On September 19, I was leaving work from the South Street Seaport when a woman approached me with a flier. It read, “Wall Street is now occupied.” Recently having found an interest in photography, I grabbed my camera and headed down to the park. As I got closer, I heard the drums beating louder and louder. As I entered the park, I was amazed at the amount of energy present. It was a beautiful display of peaceful action—so much kindness and gentleness in the camp, so much belief in our world and democracy. This was during a time when two General Assemblies occurred every day. I sat in on the tail end of the 1pm General Assembly, learning about the process and what exactly Occupy Wall Street was all about.
I heard something that particularly caught my ear: “At tonight’s GA, we will discuss how to prepare for the rain tomorrow.” Having studied the weather for about 11 years, I quickly jumped in with a point of information: “The rain will start in about two hours, not tomorrow, and it will be heavy.” Most people had growing concerns, and the General Assembly continued for another two hours. We all sat together as the skies darkened and the wind increased, brainstorming ideas from the 500 people in the park on how to protect everyone’s belongings.
What happened over the next few hours is what kept me coming back. After much discussion, we decided there was not much we could do to protect personal belongings from the rain. Some people bought raincoats and garbage bags for their belongings, while others just stood in T-shirts and enjoyed the warm weather, even though they were getting soaked. Regardless of how people prepared for the rain, the morale and energy was still high.
That day was also the first march I participated in at Occupy Wall Street. In the rain, roughly a hundred of us marched around Wall Street for the closing bell.
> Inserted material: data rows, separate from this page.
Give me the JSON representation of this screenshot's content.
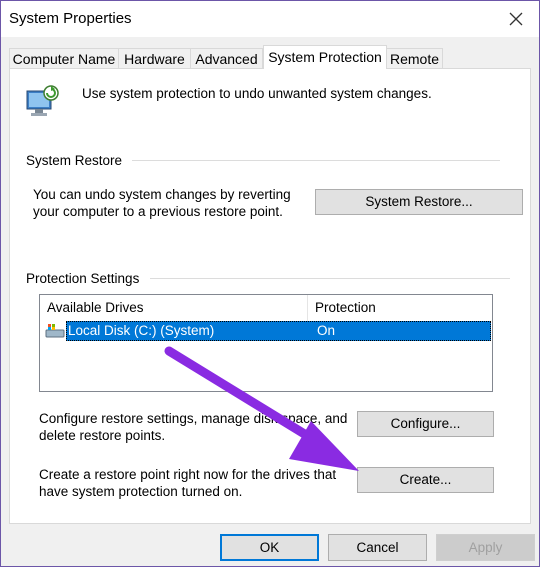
{
  "window": {
    "title": "System Properties"
  },
  "tabs": [
    {
      "label": "Computer Name"
    },
    {
      "label": "Hardware"
    },
    {
      "label": "Advanced"
    },
    {
      "label": "System Protection"
    },
    {
      "label": "Remote"
    }
  ],
  "intro": {
    "text": "Use system protection to undo unwanted system changes."
  },
  "system_restore": {
    "group_title": "System Restore",
    "description_line1": "You can undo system changes by reverting",
    "description_line2": "your computer to a previous restore point.",
    "button_label": "System Restore..."
  },
  "protection": {
    "group_title": "Protection Settings",
    "columns": [
      "Available Drives",
      "Protection"
    ],
    "drives": [
      {
        "name": "Local Disk (C:) (System)",
        "protection": "On"
      }
    ],
    "configure_text_line1": "Configure restore settings, manage disk space, and",
    "configure_text_line2": "delete restore points.",
    "configure_button": "Configure...",
    "create_text_line1": "Create a restore point right now for the drives that",
    "create_text_line2": "have system protection turned on.",
    "create_button": "Create..."
  },
  "footer": {
    "ok": "OK",
    "cancel": "Cancel",
    "apply": "Apply"
  },
  "colors": {
    "accent": "#0078d7",
    "annotation_arrow": "#8a2be2"
  }
}
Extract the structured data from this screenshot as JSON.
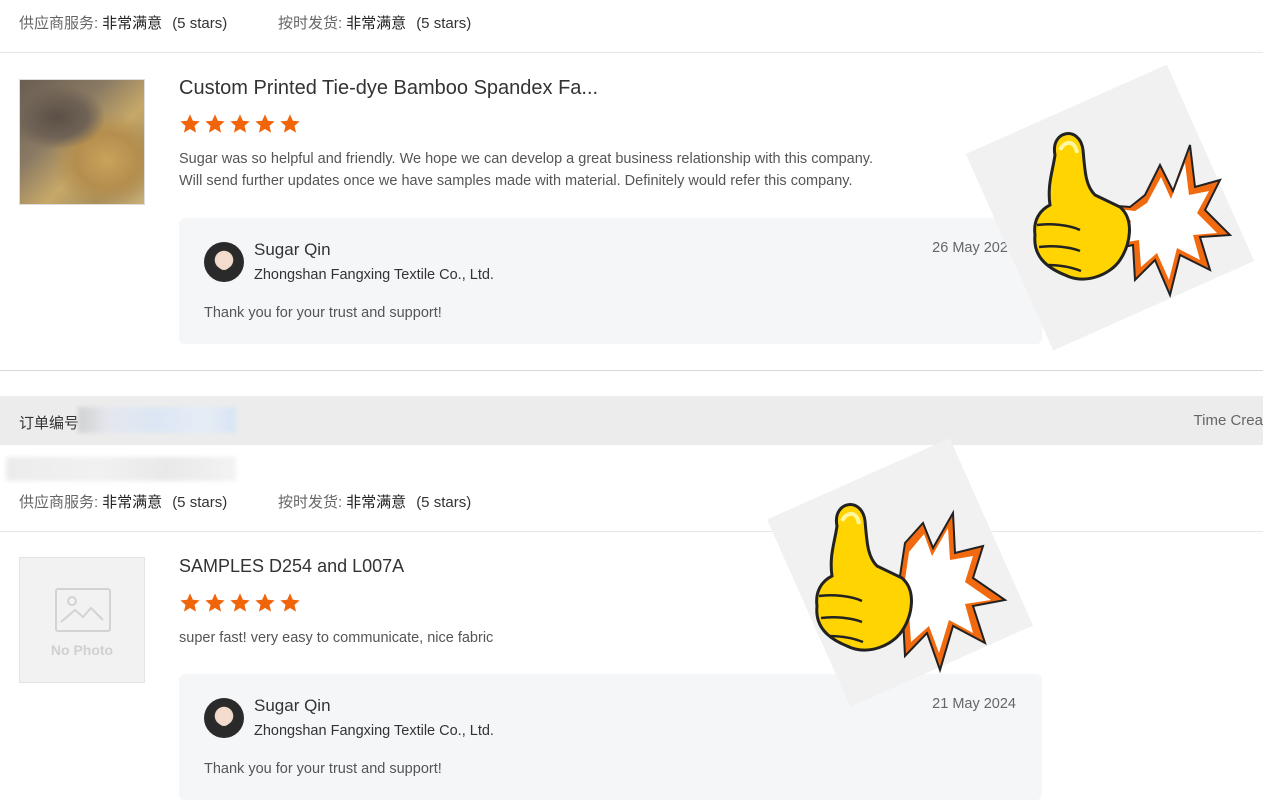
{
  "rating_labels": {
    "supplier_service": "供应商服务:",
    "on_time_delivery": "按时发货:",
    "value": "非常满意",
    "stars": "(5 stars)"
  },
  "reviews": [
    {
      "product_title": "Custom Printed Tie-dye Bamboo Spandex Fa...",
      "rating": 5,
      "thumbnail": "product-photo",
      "text_lines": [
        "Sugar was so helpful and friendly.  We hope we can develop a great business relationship with this company.",
        "Will send further updates once we have samples made with material.  Definitely would refer this company."
      ],
      "reply": {
        "name": "Sugar Qin",
        "company": "Zhongshan Fangxing Textile Co., Ltd.",
        "date": "26 May 2024",
        "text": "Thank you for your trust and support!"
      }
    },
    {
      "product_title": "SAMPLES D254 and L007A",
      "rating": 5,
      "thumbnail": "no-photo",
      "no_photo_label": "No Photo",
      "text_lines": [
        "super fast! very easy to communicate, nice fabric"
      ],
      "reply": {
        "name": "Sugar Qin",
        "company": "Zhongshan Fangxing Textile Co., Ltd.",
        "date": "21 May 2024",
        "text": "Thank you for your trust and support!"
      }
    }
  ],
  "order_bar": {
    "order_label": "订单编号",
    "time_label": "Time Crea"
  },
  "colors": {
    "star": "#f0640a",
    "thumb_yellow": "#ffd400",
    "burst_orange": "#f26a10"
  },
  "icons": {
    "star": "star-icon",
    "thumbs_up": "thumbs-up-sticker",
    "no_photo": "image-placeholder-icon"
  }
}
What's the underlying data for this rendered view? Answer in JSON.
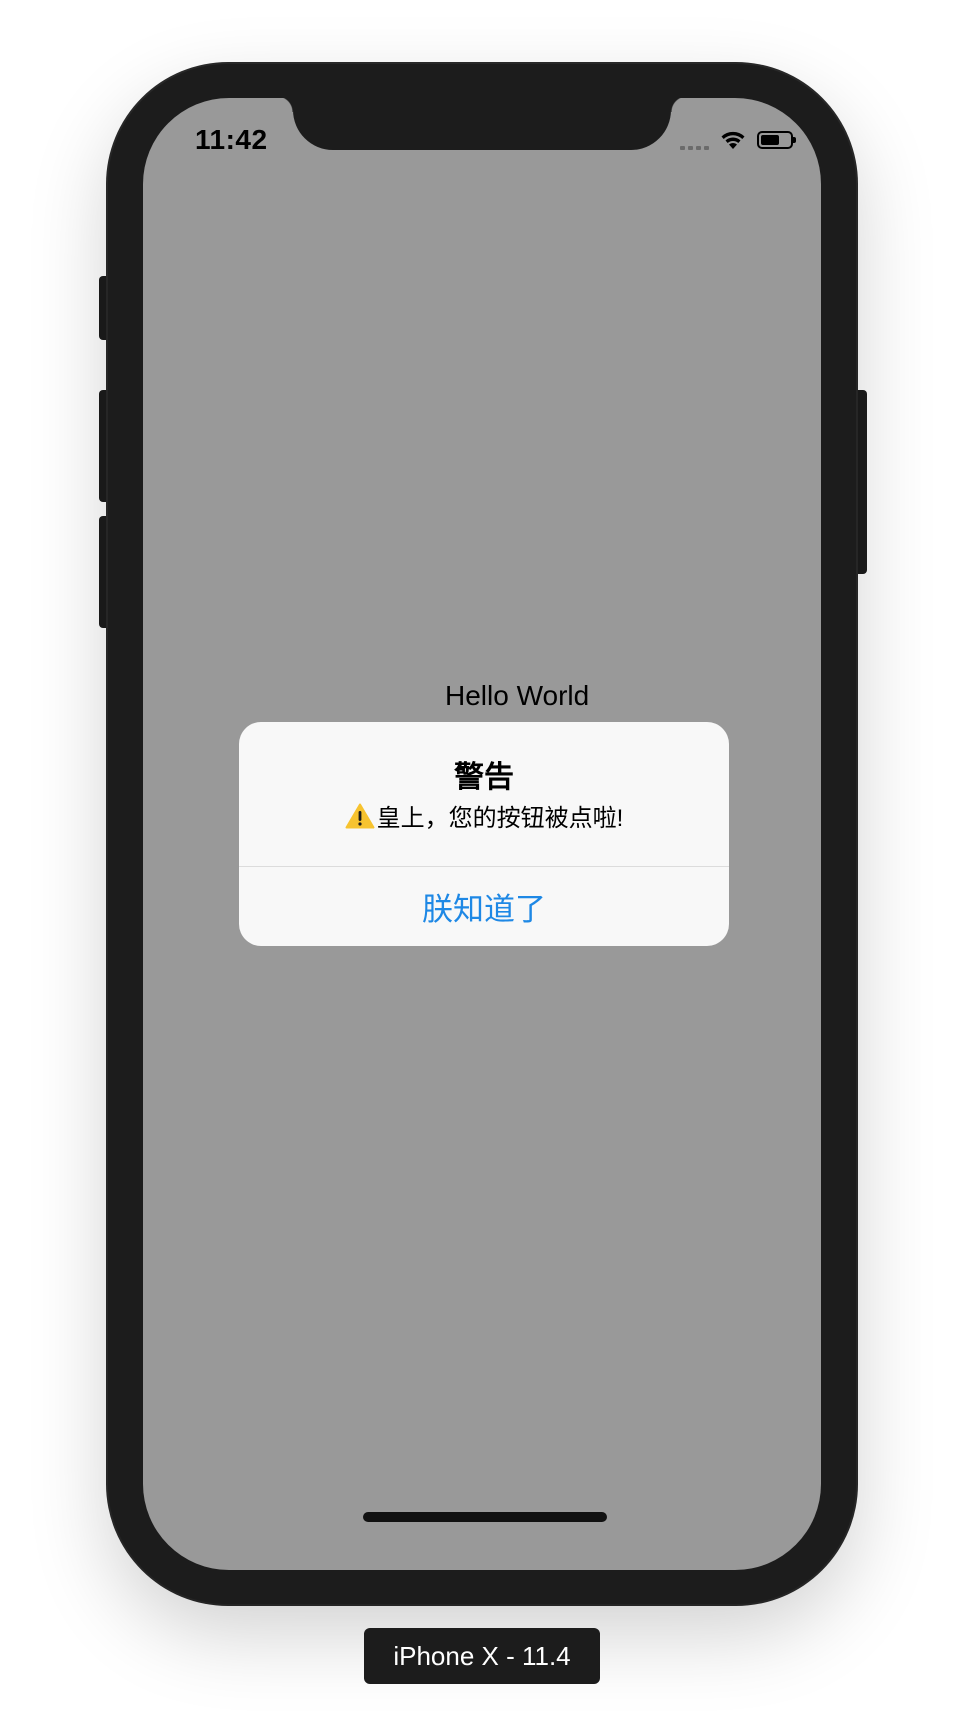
{
  "simulator": {
    "device_label": "iPhone X - 11.4"
  },
  "status_bar": {
    "time": "11:42",
    "wifi_icon": "wifi-icon",
    "battery_icon": "battery-icon"
  },
  "screen": {
    "background": "#999999",
    "label_text": "Hello World"
  },
  "alert": {
    "title": "警告",
    "message_icon": "warning-icon",
    "message": "皇上，您的按钮被点啦!",
    "action_label": "朕知道了",
    "action_color": "#1e88e5"
  }
}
That’s when I realized that the Occupy Wall Street movement was long overdue in this country, and if the pouring rain had not discouraged people, nothing will.